I went to work as a Clerk to the Justices after leaving the University of Leeds. I then went to practice as a barrister at 4 Kings Bench Walk – Leonard Lewis QC’s Chambers. In 1975, I came to work in Hong Kong as barrister and have been practicing there ever since.
Why I chose to study LLB Law
My parents insisted I do a course which would lead to a profession. My brother did optics at Manchester University and my sister became a school teacher and latterly a headmistress of an Oxford School.
My Student Experience at Leeds University Law School
As I had kidney disease and was not always well, I was at the centre of the note making team - this encouraged great interaction with other students. Throughout my three years, I lived at Boddington Hall and met some wonderful students who have been life-long friends - particularly the German exchange medical students.
I remember the eccentricities of the professors particularly well, in addition to the brilliance of some of the tutors. I also remember the lecturer of land law at the time was a practising solicitor, and very good at explaining this esoteric subject.

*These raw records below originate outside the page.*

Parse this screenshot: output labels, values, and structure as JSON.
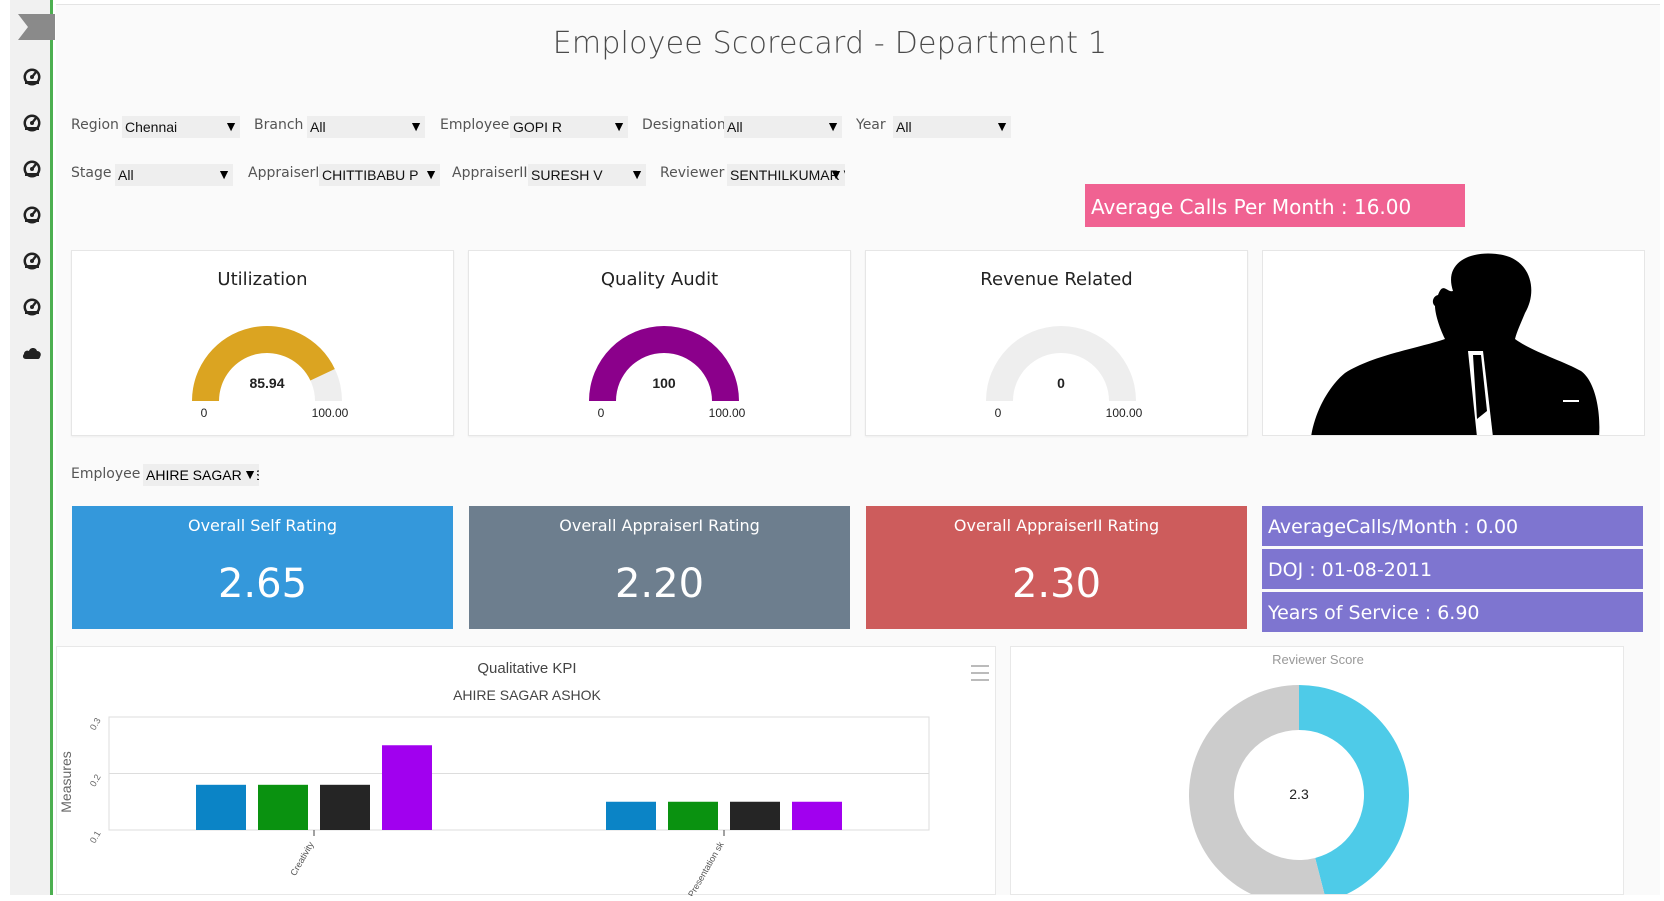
{
  "title": "Employee Scorecard - Department 1",
  "sidebar": {
    "icons": [
      "dashboard-icon",
      "dashboard-icon",
      "dashboard-icon",
      "dashboard-icon",
      "dashboard-icon",
      "dashboard-icon",
      "cloud-icon"
    ]
  },
  "filters": {
    "region": {
      "label": "Region",
      "value": "Chennai"
    },
    "branch": {
      "label": "Branch",
      "value": "All"
    },
    "employee": {
      "label": "Employee",
      "value": "GOPI R"
    },
    "designation": {
      "label": "Designation",
      "value": "All"
    },
    "year": {
      "label": "Year",
      "value": "All"
    },
    "stage": {
      "label": "Stage",
      "value": "All"
    },
    "appraiser1": {
      "label": "AppraiserI",
      "value": "CHITTIBABU P"
    },
    "appraiser2": {
      "label": "AppraiserII",
      "value": "SURESH V"
    },
    "reviewer": {
      "label": "Reviewer",
      "value": "SENTHILKUMAR V"
    }
  },
  "average_calls_banner": "Average Calls Per Month : 16.00",
  "gauges": [
    {
      "title": "Utilization",
      "value": 85.94,
      "value_label": "85.94",
      "min_label": "0",
      "max_label": "100.00",
      "max": 100,
      "color": "#dba421"
    },
    {
      "title": "Quality Audit",
      "value": 100,
      "value_label": "100",
      "min_label": "0",
      "max_label": "100.00",
      "max": 100,
      "color": "#8b008b"
    },
    {
      "title": "Revenue Related",
      "value": 0,
      "value_label": "0",
      "min_label": "0",
      "max_label": "100.00",
      "max": 100,
      "color": "#cccccc"
    }
  ],
  "employee2": {
    "label": "Employee",
    "value": "AHIRE SAGAR ASHOK"
  },
  "ratings": [
    {
      "title": "Overall Self Rating",
      "value": "2.65",
      "color": "#3498db"
    },
    {
      "title": "Overall AppraiserI Rating",
      "value": "2.20",
      "color": "#6d7e8e"
    },
    {
      "title": "Overall AppraiserII Rating",
      "value": "2.30",
      "color": "#cd5c5c"
    }
  ],
  "info": {
    "calls": "AverageCalls/Month : 0.00",
    "doj": "DOJ : 01-08-2011",
    "service": "Years of Service : 6.90"
  },
  "chart_data": [
    {
      "type": "bar",
      "title": "Qualitative KPI",
      "subtitle": "AHIRE SAGAR ASHOK",
      "ylabel": "Measures",
      "ylim": [
        0.1,
        0.3
      ],
      "yticks": [
        "0.1",
        "0.2",
        "0.3"
      ],
      "categories": [
        "Creativity",
        "Presentation sk"
      ],
      "series": [
        {
          "values": [
            0.18,
            0.15
          ],
          "color": "#0b84c6"
        },
        {
          "values": [
            0.18,
            0.15
          ],
          "color": "#0a9210"
        },
        {
          "values": [
            0.18,
            0.15
          ],
          "color": "#252525"
        },
        {
          "values": [
            0.25,
            0.15
          ],
          "color": "#a100ef"
        }
      ]
    },
    {
      "type": "pie",
      "title": "Reviewer Score",
      "center_label": "2.3",
      "values": [
        2.3,
        2.7
      ],
      "colors": [
        "#4ecbe8",
        "#cccccc"
      ]
    }
  ]
}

Before coming to University, nobody told me that law students have to inhale so much information - so this was a shock to start with. However, in the end, jurisprudence was excellent and stood me in good stead as a practitioner – particularly studies that dealt with rights. In addition to this, my course inspired me to write books and I contribute to academic journals in Hong Kong – mainly on the subject of damages.
Meeting and interacting with students from all over the world, particularly in a post-war period, prepared me for work with the international community and the increasingly cosmopolitan working environment that we are now accustomed to.
I have worked in Rotary now for over 20 years, helping to run a leprosy patients project in Sichuan; I would not have had the confidence to do this for nearly 20 years, unless I had had a good grounding in law at Leeds.
I have also caught up with other Lawyers from Leeds: Bill Catley, John Wright and others in Hong Kong, who all have had successful professional careers as a result of their training at the University of Leeds.
My degree also taught me discipline in learning.
My Careers advice to current and prospective students
After completing a law degree, I would encourage students to gain a professional qualification, perhaps as a solicitor, barrister or accountant. It is important to get the basic learning and training complete.
However, I also feel it is important that some lessons in life are learned outside the world of law, for example in an office, or doing social work – I worked as a Probation Officer for the Inner London Probation Office for a while. You cannot possibly advise clients, or cross examine witnesses, unless you have participated and learned some basic life lessons yourself.